*** Data shown

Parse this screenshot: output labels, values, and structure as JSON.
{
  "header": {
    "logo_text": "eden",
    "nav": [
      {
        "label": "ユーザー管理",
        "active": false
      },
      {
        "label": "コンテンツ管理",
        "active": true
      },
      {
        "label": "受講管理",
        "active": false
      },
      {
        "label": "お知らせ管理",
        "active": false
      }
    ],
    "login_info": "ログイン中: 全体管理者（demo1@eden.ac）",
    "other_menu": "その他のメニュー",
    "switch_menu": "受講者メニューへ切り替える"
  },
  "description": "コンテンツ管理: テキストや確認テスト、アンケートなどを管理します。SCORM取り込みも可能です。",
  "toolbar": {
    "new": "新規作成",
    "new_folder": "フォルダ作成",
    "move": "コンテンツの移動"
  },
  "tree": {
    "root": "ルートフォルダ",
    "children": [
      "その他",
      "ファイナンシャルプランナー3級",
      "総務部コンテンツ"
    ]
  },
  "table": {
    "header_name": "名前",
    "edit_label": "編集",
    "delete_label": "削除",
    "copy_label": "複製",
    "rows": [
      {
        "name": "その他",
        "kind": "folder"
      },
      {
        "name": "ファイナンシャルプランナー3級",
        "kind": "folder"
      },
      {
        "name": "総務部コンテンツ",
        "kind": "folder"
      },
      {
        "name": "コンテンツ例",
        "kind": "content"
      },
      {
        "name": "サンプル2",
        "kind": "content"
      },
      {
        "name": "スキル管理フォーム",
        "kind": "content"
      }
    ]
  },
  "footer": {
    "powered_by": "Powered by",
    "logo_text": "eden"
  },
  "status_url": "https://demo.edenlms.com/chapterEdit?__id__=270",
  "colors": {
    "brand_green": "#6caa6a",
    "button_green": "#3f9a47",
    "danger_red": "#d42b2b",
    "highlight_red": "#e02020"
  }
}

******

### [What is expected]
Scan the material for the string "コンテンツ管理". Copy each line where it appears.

### [Final answer]
        "label": "コンテンツ管理",
  "description": "コンテンツ管理: テキストや確認テスト、アンケートなどを管理します。SCORM取り込みも可能です。",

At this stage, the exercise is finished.